Seymour: An Introduction
While Ethan Hawke is certainly more well-known for acting work in films from Dead Poets Society to the recent, brilliant Boyhood, in Seymour: An Introduction, he steps behind the camerafor a documentary about pianist Seymour Bernstein as he discusses a career and a life overtaken by music.
Bernstein isn’t terribly well-known today, though for a time was one of the most well-respected and critically acclaimed concert pianists in the United States. Taught by Sir Clifford Curzon, he was patronized early on by a wealthy philanthropist and went on to play around the world to critical acclaim. During that time, he increasingly found himself crippled by nerves and self-doubt, and at 50, without fanfare, he declared he would play no more concerts. He moved into teaching, and many of his students, past and present, are featured in the film. But the film is not a strict biography of Bernstein.
There are conversations about the creation of art, and the curse and privilege of the creative mind. At the periphery of the film is Hawke, who admits that he has been in a period of self-doubt recently regarding his own career and art.
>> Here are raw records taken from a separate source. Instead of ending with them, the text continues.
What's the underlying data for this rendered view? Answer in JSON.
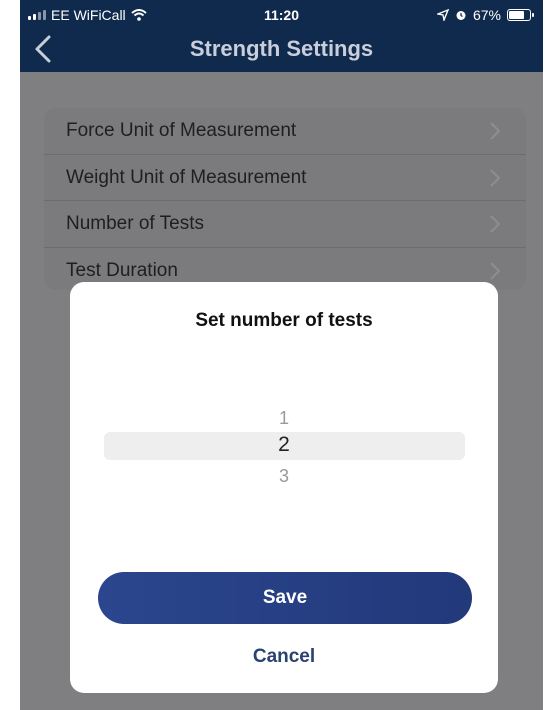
{
  "status_bar": {
    "carrier": "EE WiFiCall",
    "time": "11:20",
    "battery": "67%",
    "battery_level": 0.67,
    "icons": [
      "signal-bars-icon",
      "wifi-icon",
      "location-arrow-icon",
      "alarm-icon",
      "battery-icon"
    ]
  },
  "header": {
    "title": "Strength Settings",
    "back_icon": "chevron-left-icon",
    "background": "#0f2a4c"
  },
  "settings_list": {
    "items": [
      {
        "label": "Force Unit of Measurement",
        "icon": "chevron-right-icon"
      },
      {
        "label": "Weight Unit of Measurement",
        "icon": "chevron-right-icon"
      },
      {
        "label": "Number of Tests",
        "icon": "chevron-right-icon"
      },
      {
        "label": "Test Duration",
        "icon": "chevron-right-icon"
      }
    ]
  },
  "dialog": {
    "title": "Set number of tests",
    "picker": {
      "options": [
        "1",
        "2",
        "3"
      ],
      "selected": "2"
    },
    "save_label": "Save",
    "cancel_label": "Cancel",
    "accent": "#2b468e"
  }
}
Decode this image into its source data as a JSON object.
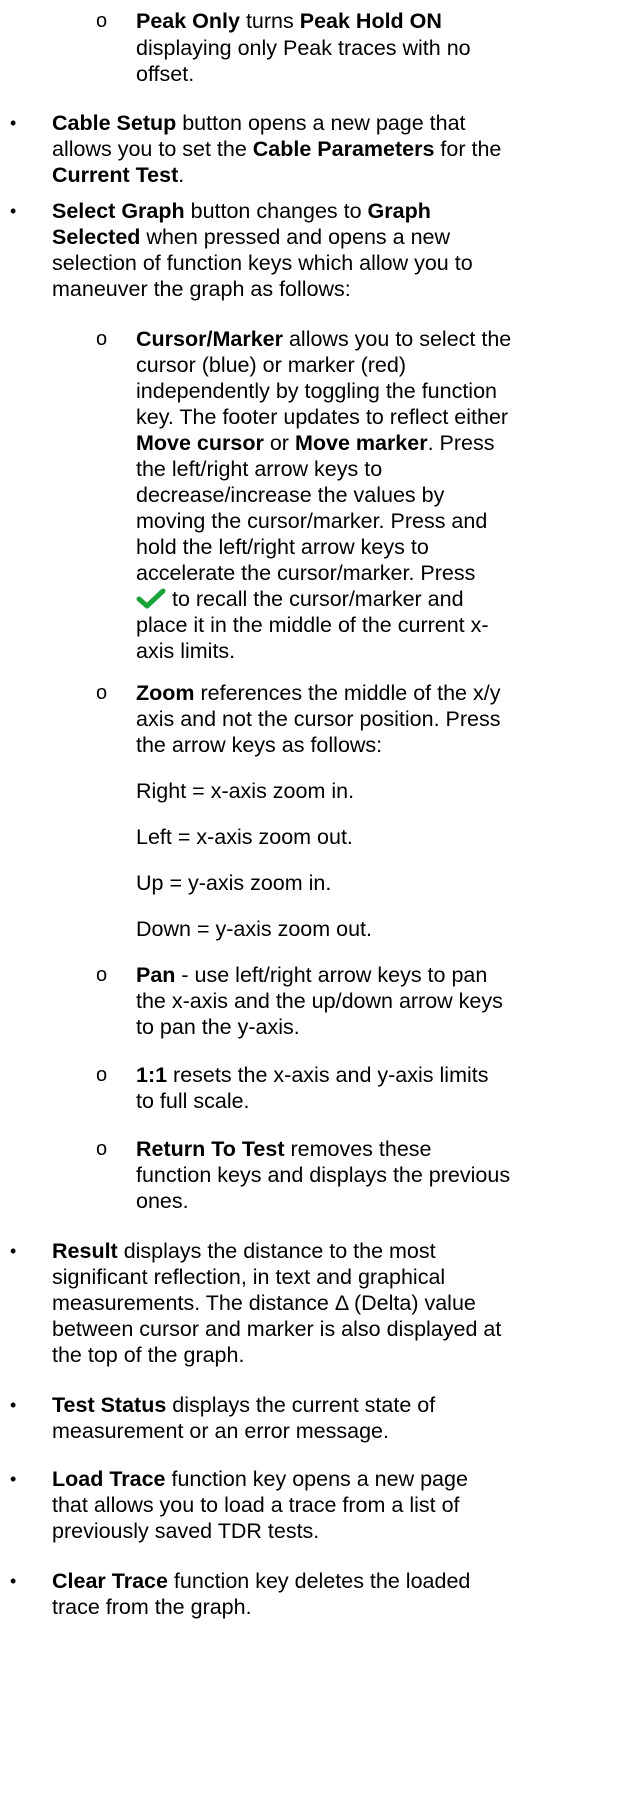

The film seems to be an exercise for Hawke in dealing with his own issues.
The tortured world of the classical musician has always made for compelling biographical films, but what separates this story is that Bernstein is a man who has removed himself from that world instead of wallowing in it. His musings are those of a confident 85 year old, who has lived and seen many things, and chose to step away for his own well-being. The topics are often philosophical, but the conversational dialogue and the casual settings makes it extremely accessible and relatable.
I do wish Hawke delved somewhat deeper, in some respects, though. They scratched the surface of many subjects, from religion to solitude to Bernstein’s relationship with his father, but it could benefit from an extra 15 to 20 minutes of more personal detail. (Cameron Bryant)
Wednesday, September 10th, 7:00pm, TIFF Bell Lightbox 2
Thursday, September 11th, 4:45pm, Isabel Bader Theatre
Saturday, September 13th, 9:30am, TIFF Bell Lightbox 2